Dear gentle blog reader,
Sad news: After 244 years, the print edition of Encyclopaedia Britannica is no more.
I, personally, enjoy thumbing through encyclopedias and dictionaries at the library but alas, online encyclopedias like Wikipedia have rendered hard copy reference materials obsolete.
Here’s more on the story:
After 244 years, the Encyclopaedia Britannica is going out of print.
Those coolly authoritative, gold-lettered reference books that were once sold door-to-door by a fleet of traveling salesmen and displayed as proud fixtures in American homes will be discontinued, company executives said.
In an acknowledgment of the realities of the digital age — and of competition from the Web site Wikipedia — Encyclopaedia Britannica will focus primarily on its online encyclopedias and educational curriculum for schools.
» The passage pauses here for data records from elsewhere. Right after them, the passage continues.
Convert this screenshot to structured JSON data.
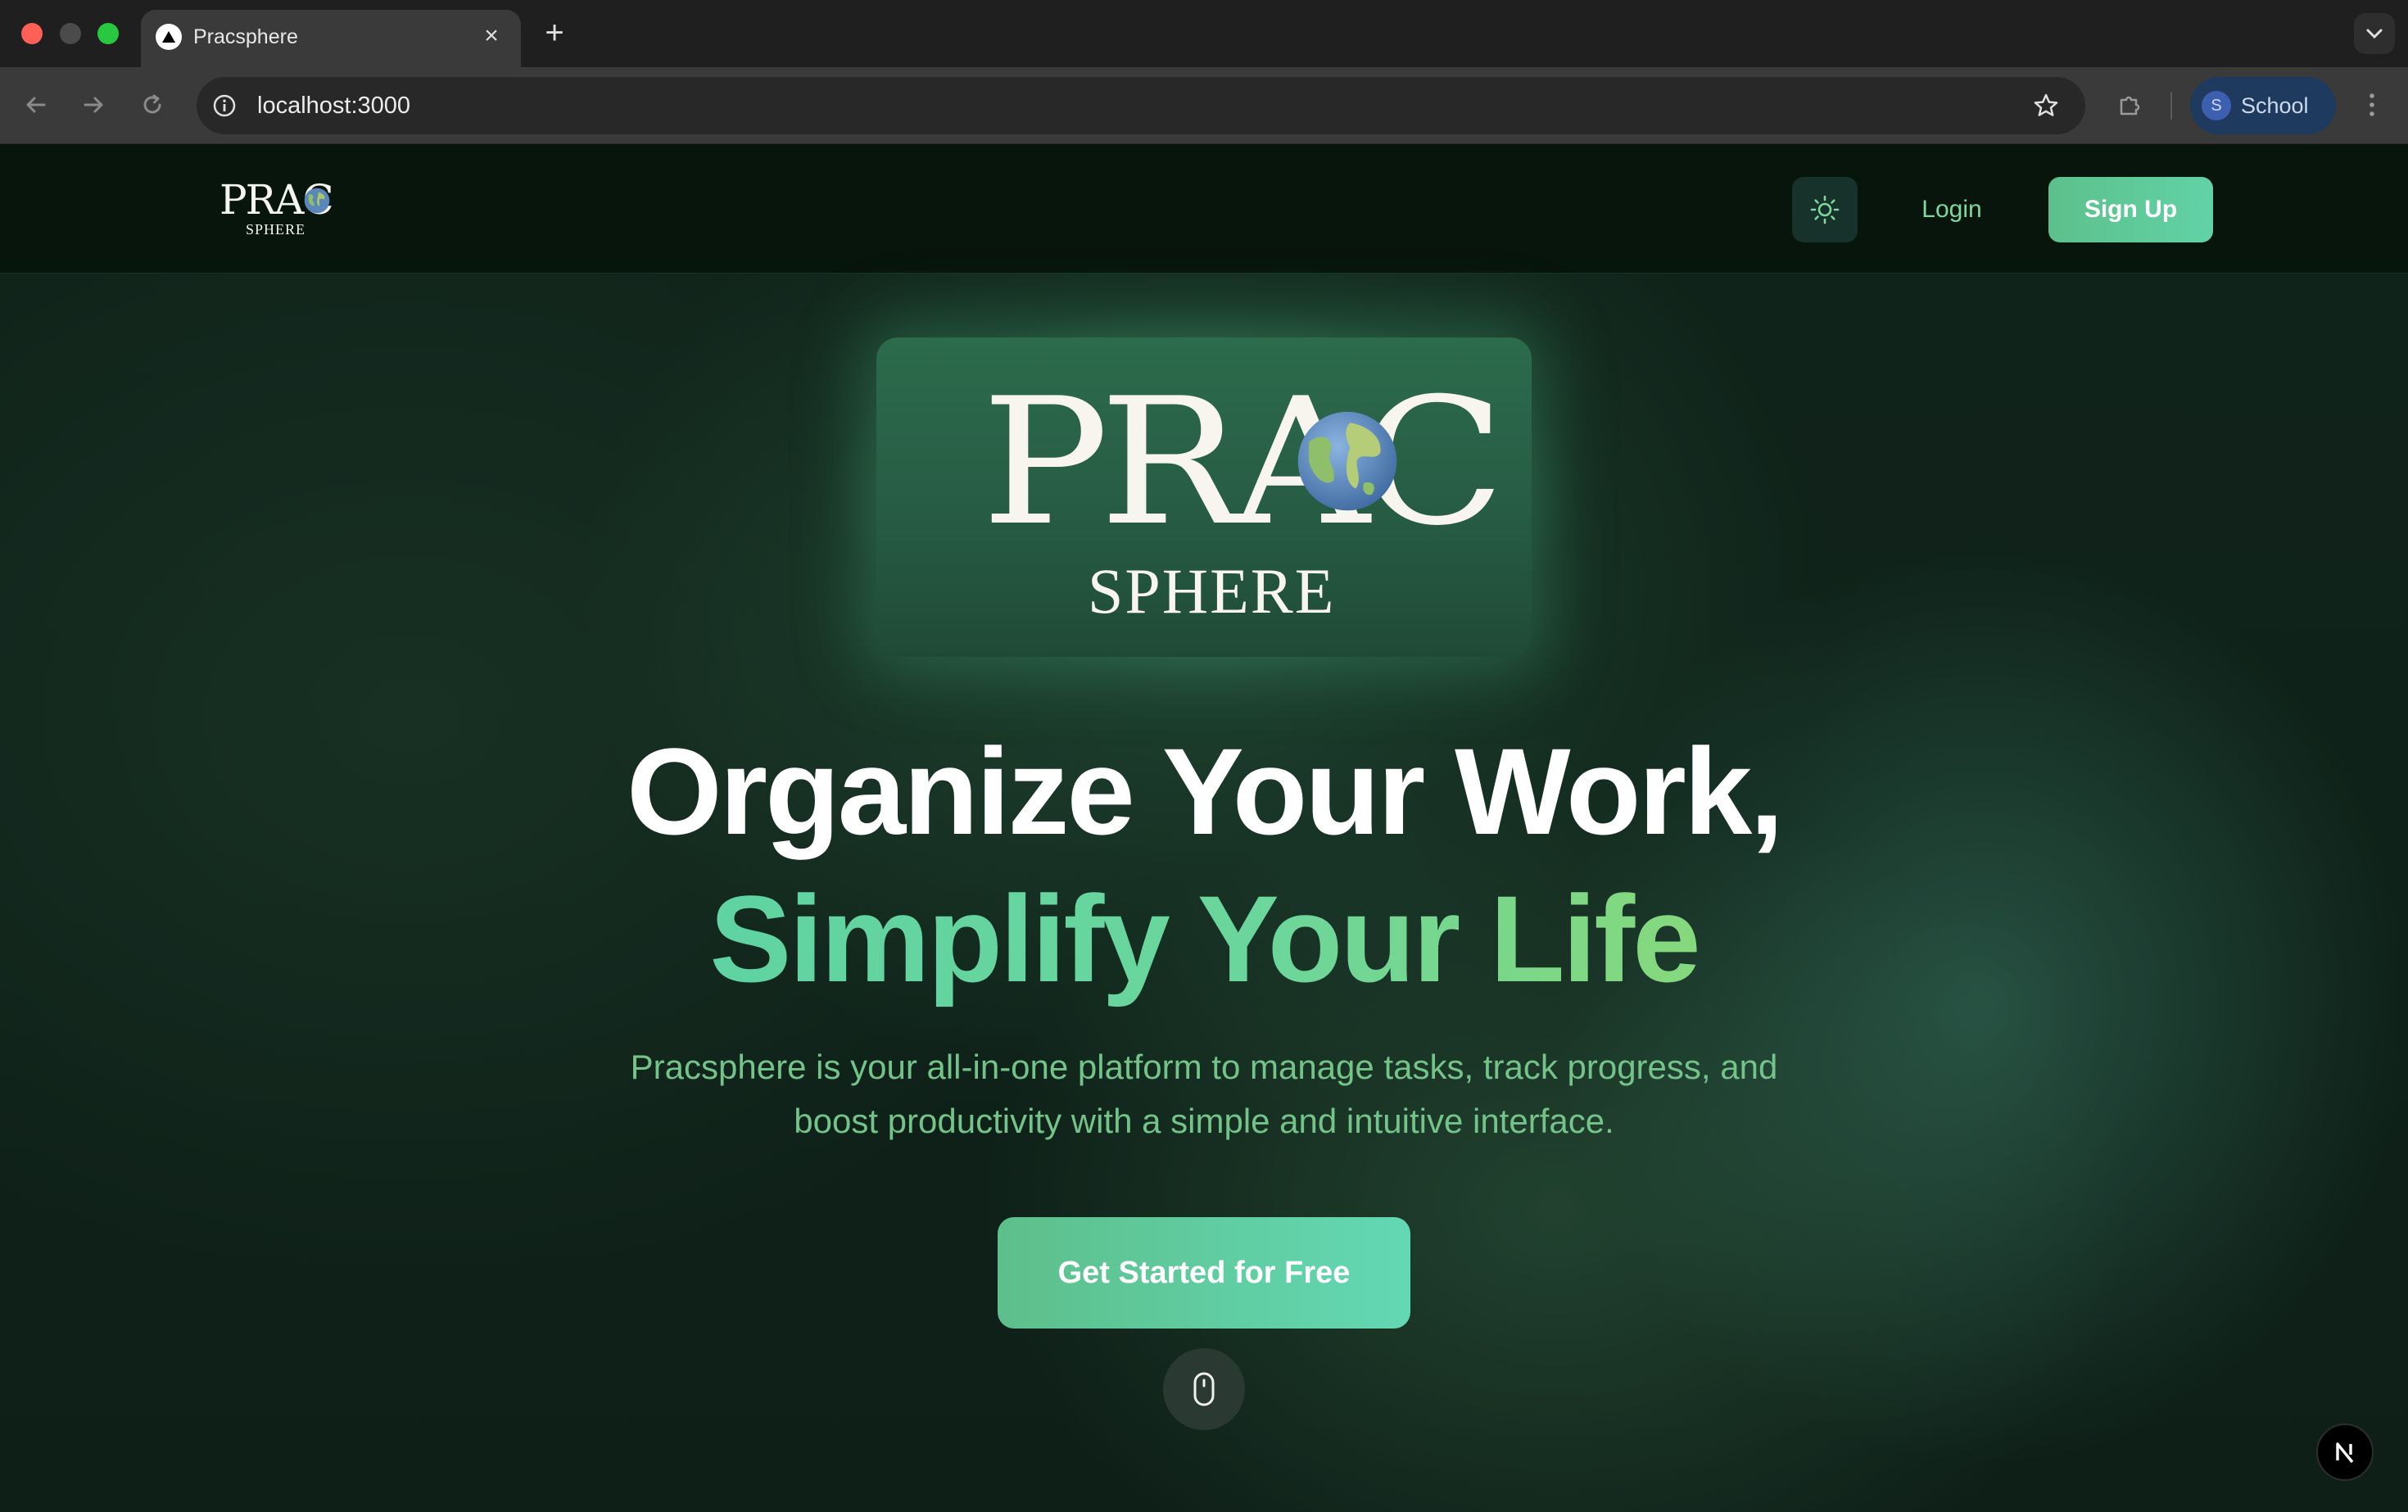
{
  "browser": {
    "tab_title": "Pracsphere",
    "tab_close": "×",
    "new_tab": "+",
    "url": "localhost:3000",
    "profile_initial": "S",
    "profile_name": "School"
  },
  "header": {
    "logo_top": "PRAC",
    "logo_bottom": "SPHERE",
    "theme_toggle_icon": "sun-icon",
    "login_label": "Login",
    "signup_label": "Sign Up"
  },
  "hero": {
    "logo_top": "PRAC",
    "logo_bottom": "SPHERE",
    "headline_line1": "Organize Your Work,",
    "headline_line2": "Simplify Your Life",
    "subtext": "Pracsphere is your all-in-one platform to manage tasks, track progress, and boost productivity with a simple and intuitive interface.",
    "cta_label": "Get Started for Free",
    "scroll_icon": "mouse-icon"
  },
  "badge": {
    "letter": "N"
  },
  "colors": {
    "accent": "#6fd49a",
    "button": "#5dbf8b",
    "login_text": "#7ed6a0",
    "subtext": "#74c48a"
  }
}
The last print version is the 32-volume 2010 edition, which weighs 129 pounds and includes new entries on global warming and the Human Genome Project.
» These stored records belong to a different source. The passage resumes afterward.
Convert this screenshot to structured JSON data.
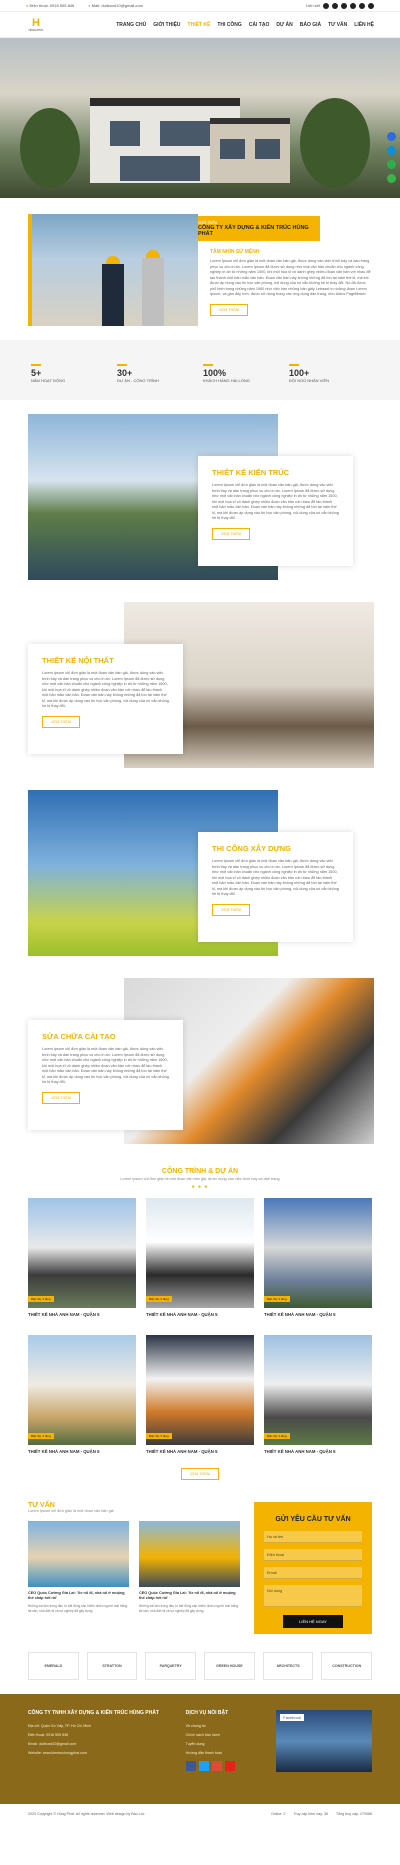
{
  "topbar": {
    "phone": "Điện thoại: 0916 505 848",
    "email": "Mail: dulieuxd10@gmail.com",
    "lang": "Liên kết"
  },
  "nav": {
    "logo_mark": "H",
    "logo_text": "HÙNG PHÁT",
    "items": [
      "TRANG CHỦ",
      "GIỚI THIỆU",
      "THIẾT KẾ",
      "THI CÔNG",
      "CẢI TẠO",
      "DỰ ÁN",
      "BÁO GIÁ",
      "TƯ VẤN",
      "LIÊN HỆ"
    ],
    "active_index": 2
  },
  "intro": {
    "ribbon_small": "Giới thiệu",
    "ribbon_title": "CÔNG TY XÂY DỰNG & KIẾN TRÚC HÙNG PHÁT",
    "subtitle": "TẦM NHÌN SỨ MỆNH",
    "text": "Lorem Ipsum chỉ đơn giản là một đoạn văn bản giả, được dùng vào việc trình bày và dàn trang phục vụ cho in ấn. Lorem Ipsum đã được sử dụng như một văn bản chuẩn cho ngành công nghiệp in ấn từ những năm 1500, khi một họa sĩ vô danh ghép nhiều đoạn văn bản với nhau để tạo thành một bản mẫu văn bản. Đoạn văn bản này không những đã tồn tại năm thế kỉ, mà khi được áp dụng vào tin học văn phòng, nội dung của nó vẫn không hề bị thay đổi. Nó đã được phổ biến trong những năm 1960 nhờ việc bán những bản giấy Letraset in những đoạn Lorem Ipsum, và gần đây hơn, được sử dụng trong các ứng dụng dàn trang, như Aldus PageMaker.",
    "button": "XEM THÊM"
  },
  "stats": [
    {
      "number": "5+",
      "label": "NĂM HOẠT ĐỘNG"
    },
    {
      "number": "30+",
      "label": "DỰ ÁN - CÔNG TRÌNH"
    },
    {
      "number": "100%",
      "label": "KHÁCH HÀNG HÀI LÒNG"
    },
    {
      "number": "100+",
      "label": "ĐỘI NGŨ NHÂN VIÊN"
    }
  ],
  "services": [
    {
      "title": "THIẾT KẾ KIẾN TRÚC",
      "text": "Lorem Ipsum chỉ đơn giản là một đoạn văn bản giả, được dùng vào việc trình bày và dàn trang phục vụ cho in ấn. Lorem Ipsum đã được sử dụng như một văn bản chuẩn cho ngành công nghiệp in ấn từ những năm 1500, khi một họa sĩ vô danh ghép nhiều đoạn văn bản với nhau để tạo thành một bản mẫu văn bản. Đoạn văn bản này không những đã tồn tại năm thế kỉ, mà khi được áp dụng vào tin học văn phòng, nội dung của nó vẫn không hề bị thay đổi.",
      "button": "XEM THÊM"
    },
    {
      "title": "THIẾT KẾ NỘI THẤT",
      "text": "Lorem Ipsum chỉ đơn giản là một đoạn văn bản giả, được dùng vào việc trình bày và dàn trang phục vụ cho in ấn. Lorem Ipsum đã được sử dụng như một văn bản chuẩn cho ngành công nghiệp in ấn từ những năm 1500, khi một họa sĩ vô danh ghép nhiều đoạn văn bản với nhau để tạo thành một bản mẫu văn bản. Đoạn văn bản này không những đã tồn tại năm thế kỉ, mà khi được áp dụng vào tin học văn phòng, nội dung của nó vẫn không hề bị thay đổi.",
      "button": "XEM THÊM"
    },
    {
      "title": "THI CÔNG XÂY DỰNG",
      "text": "Lorem Ipsum chỉ đơn giản là một đoạn văn bản giả, được dùng vào việc trình bày và dàn trang phục vụ cho in ấn. Lorem Ipsum đã được sử dụng như một văn bản chuẩn cho ngành công nghiệp in ấn từ những năm 1500, khi một họa sĩ vô danh ghép nhiều đoạn văn bản với nhau để tạo thành một bản mẫu văn bản. Đoạn văn bản này không những đã tồn tại năm thế kỉ, mà khi được áp dụng vào tin học văn phòng, nội dung của nó vẫn không hề bị thay đổi.",
      "button": "XEM THÊM"
    },
    {
      "title": "SỬA CHỮA CẢI TẠO",
      "text": "Lorem Ipsum chỉ đơn giản là một đoạn văn bản giả, được dùng vào việc trình bày và dàn trang phục vụ cho in ấn. Lorem Ipsum đã được sử dụng như một văn bản chuẩn cho ngành công nghiệp in ấn từ những năm 1500, khi một họa sĩ vô danh ghép nhiều đoạn văn bản với nhau để tạo thành một bản mẫu văn bản. Đoạn văn bản này không những đã tồn tại năm thế kỉ, mà khi được áp dụng vào tin học văn phòng, nội dung của nó vẫn không hề bị thay đổi.",
      "button": "XEM THÊM"
    }
  ],
  "projects": {
    "title": "CÔNG TRÌNH & DỰ ÁN",
    "subtitle": "Lorem Ipsum chỉ đơn giản là một đoạn văn bản giả, được dùng vào việc trình bày và dàn trang",
    "tag": "Biệt thự 3 tầng",
    "items": [
      "THIẾT KẾ NHÀ ANH NAM - QUẬN 5",
      "THIẾT KẾ NHÀ ANH NAM - QUẬN 5",
      "THIẾT KẾ NHÀ ANH NAM - QUẬN 5",
      "THIẾT KẾ NHÀ ANH NAM - QUẬN 5",
      "THIẾT KẾ NHÀ ANH NAM - QUẬN 5",
      "THIẾT KẾ NHÀ ANH NAM - QUẬN 5"
    ],
    "button": "XEM THÊM"
  },
  "news": {
    "title": "TƯ VẤN",
    "subtitle": "Lorem Ipsum chỉ đơn giản là một đoạn văn bản giả",
    "items": [
      {
        "title": "CEO Quốc Cường Gia Lai: 'Xe nổ đi, nhà nổ ở muộng thế chấp hết rồi'",
        "excerpt": "Những sai lầm trong đầu tư bất động sản khiến nhiều người mất trắng tài sản, nhà đất rồi cả sự nghiệp đã gây dựng."
      },
      {
        "title": "CEO Quốc Cường Gia Lai: 'Xe nổ đi, nhà nổ ở muộng thế chấp hết rồi'",
        "excerpt": "Những sai lầm trong đầu tư bất động sản khiến nhiều người mất trắng tài sản, nhà đất rồi cả sự nghiệp đã gây dựng."
      }
    ]
  },
  "form": {
    "title": "GỬI YÊU CẦU TƯ VẤN",
    "fields": [
      "Họ và tên",
      "Điện thoại",
      "Email",
      "Nội dung"
    ],
    "submit": "LIÊN HỆ NGAY"
  },
  "partners": [
    "EMERALD",
    "STRATTON",
    "PARQUETRY",
    "GREEN HOUSE",
    "ARCHITECTS",
    "CONSTRUCTION"
  ],
  "footer": {
    "company": "CÔNG TY TNHH XÂY DỰNG & KIẾN TRÚC HÙNG PHÁT",
    "lines": [
      "Địa chỉ: Quận Gò Vấp, TP. Hồ Chí Minh",
      "Điện thoại: 0916 505 848",
      "Email: dulieuxd10@gmail.com",
      "Website: www.kientruchungphat.com"
    ],
    "links_title": "DỊCH VỤ NỔI BẬT",
    "links": [
      "Về chúng tôi",
      "Chính sách bảo hành",
      "Tuyển dụng",
      "Hướng dẫn thanh toán"
    ],
    "facebook": "Facebook"
  },
  "bottom": {
    "copyright": "2020 Copyright © Hùng Phát. All rights reserved. Web design by Bảo Lộc",
    "stats": [
      "Online: 2",
      "Truy cập hôm nay: 36",
      "Tổng truy cập: 270086"
    ]
  },
  "colors": {
    "accent": "#f3b300",
    "footer": "#8a6a1a"
  }
}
“It’s a rite of passage in this new era,” Jorge Cauz, the president of Encyclopaedia Britannica Inc., a company based in Chicago, said in an interview. “Some people will feel sad about it and nostalgic about it. But we have a better tool now. The Web site is continuously updated, it’s much more expansive and it has multimedia.”
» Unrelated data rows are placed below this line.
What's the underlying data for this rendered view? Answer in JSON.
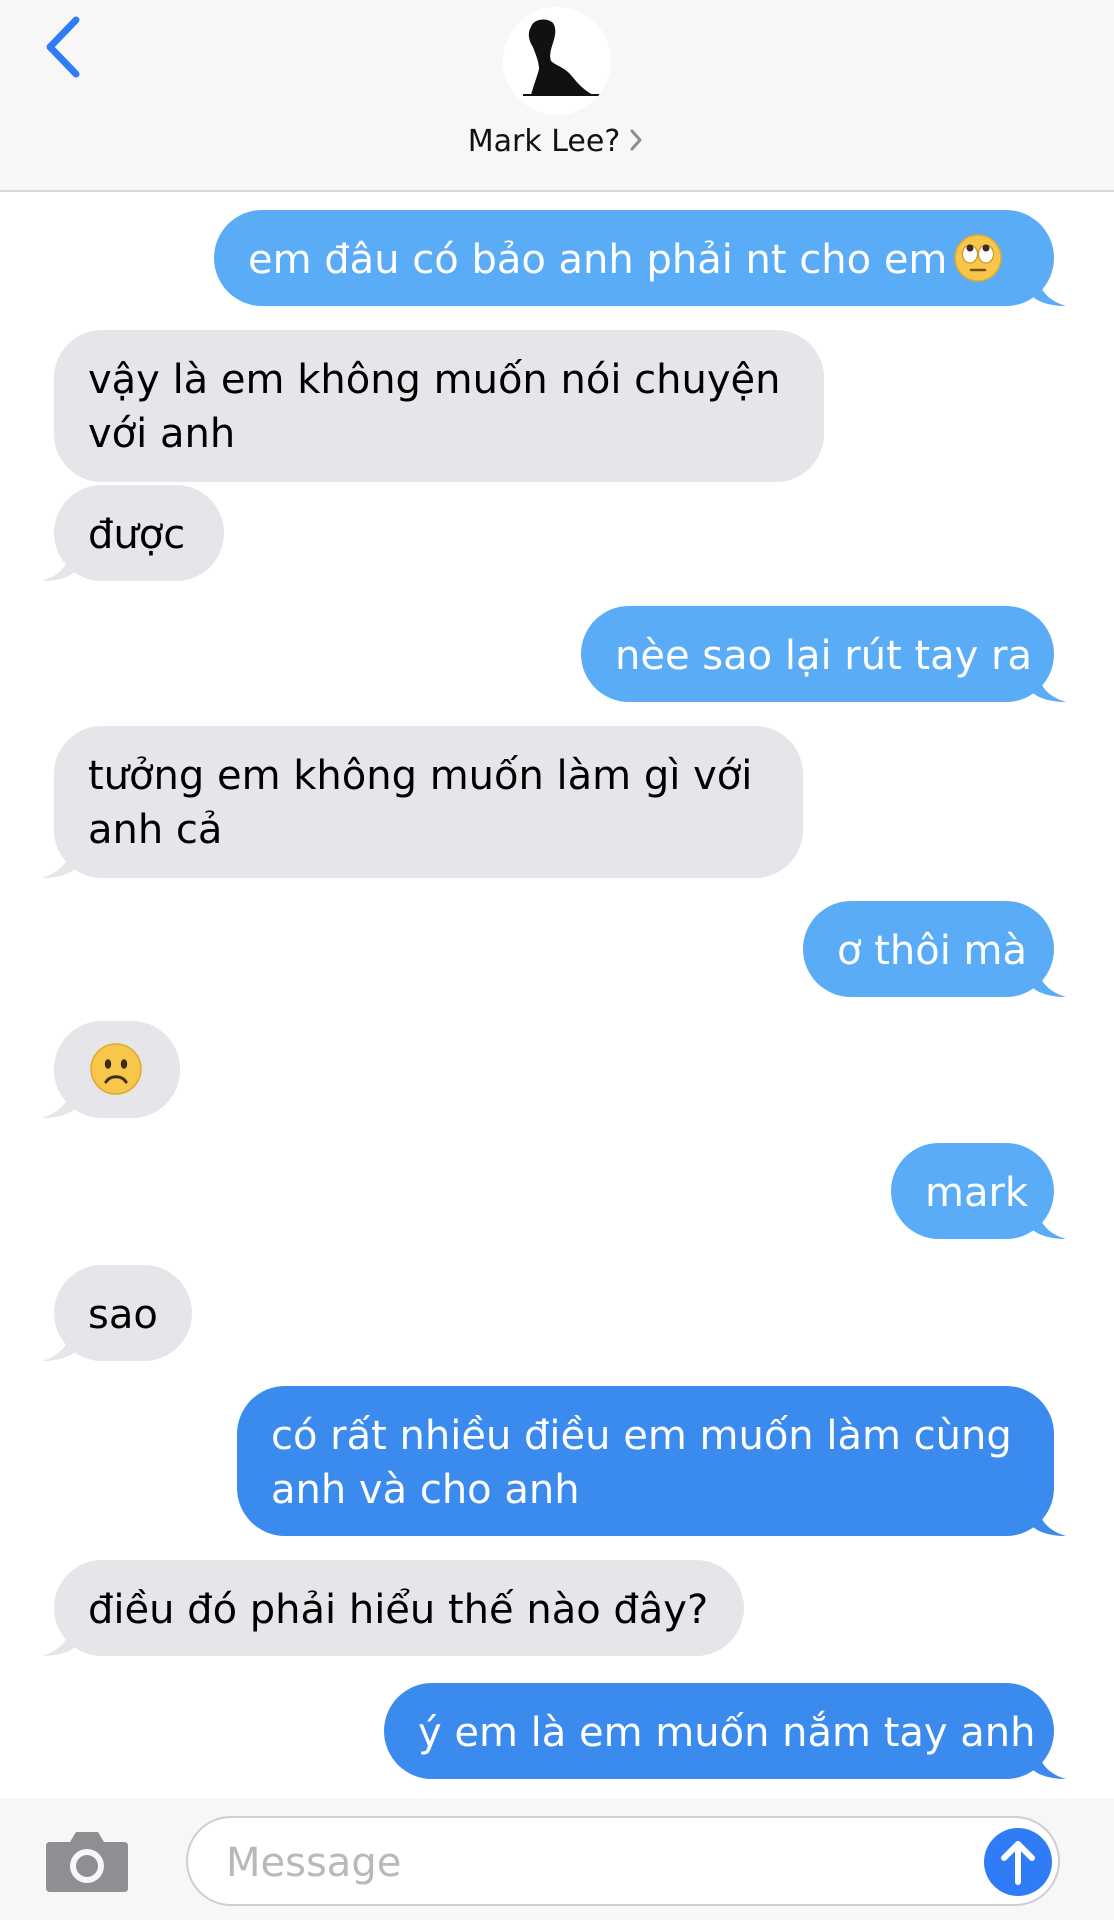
{
  "header": {
    "contact_name": "Mark Lee?",
    "back_icon": "chevron-left-icon",
    "disclosure_icon": "chevron-right-icon"
  },
  "colors": {
    "sent_bubble": "#5aacf7",
    "sent_bubble_latest": "#3b8bef",
    "received_bubble": "#e5e5ea",
    "accent": "#2f7cf6"
  },
  "messages": [
    {
      "direction": "sent",
      "text": "em đâu có bảo anh phải nt cho em",
      "emoji": "face-with-rolling-eyes"
    },
    {
      "direction": "received",
      "lines": [
        "vậy là em không muốn nói chuyện",
        "với anh"
      ]
    },
    {
      "direction": "received",
      "text": "được"
    },
    {
      "direction": "sent",
      "text": "nèe sao lại rút tay ra"
    },
    {
      "direction": "received",
      "lines": [
        "tưởng em không muốn làm gì với",
        "anh cả"
      ]
    },
    {
      "direction": "sent",
      "text": "ơ thôi mà"
    },
    {
      "direction": "received",
      "emoji": "frowning-face"
    },
    {
      "direction": "sent",
      "text": "mark"
    },
    {
      "direction": "received",
      "text": "sao"
    },
    {
      "direction": "sent",
      "lines": [
        "có rất nhiều điều em muốn làm cùng",
        "anh và cho anh"
      ]
    },
    {
      "direction": "received",
      "text": "điều đó phải hiểu thế nào đây?"
    },
    {
      "direction": "sent",
      "text": "ý em là em muốn nắm tay anh"
    }
  ],
  "compose": {
    "placeholder": "Message",
    "camera_icon": "camera-icon",
    "send_icon": "arrow-up-icon"
  }
}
In the 1950s, having the Encyclopaedia Britannica on the bookshelf was akin to a station wagon in the garage or a black-and-white Zenith in the den, a possession coveted for its usefulness and as a goalpost for an aspirational middle class. Buying a set was often a financial stretch, and many families had to pay for it in monthly installments.
But in recent years, print reference books have been almost completely overtaken by the Internet and its vast spread of resources, including specialized Web sites and the hugely popular — and free — online encyclopedia Wikipedia.
Here’s a link to the rest of the article:
After 244 Years, Encyclopaedia Britannica Stops the Presses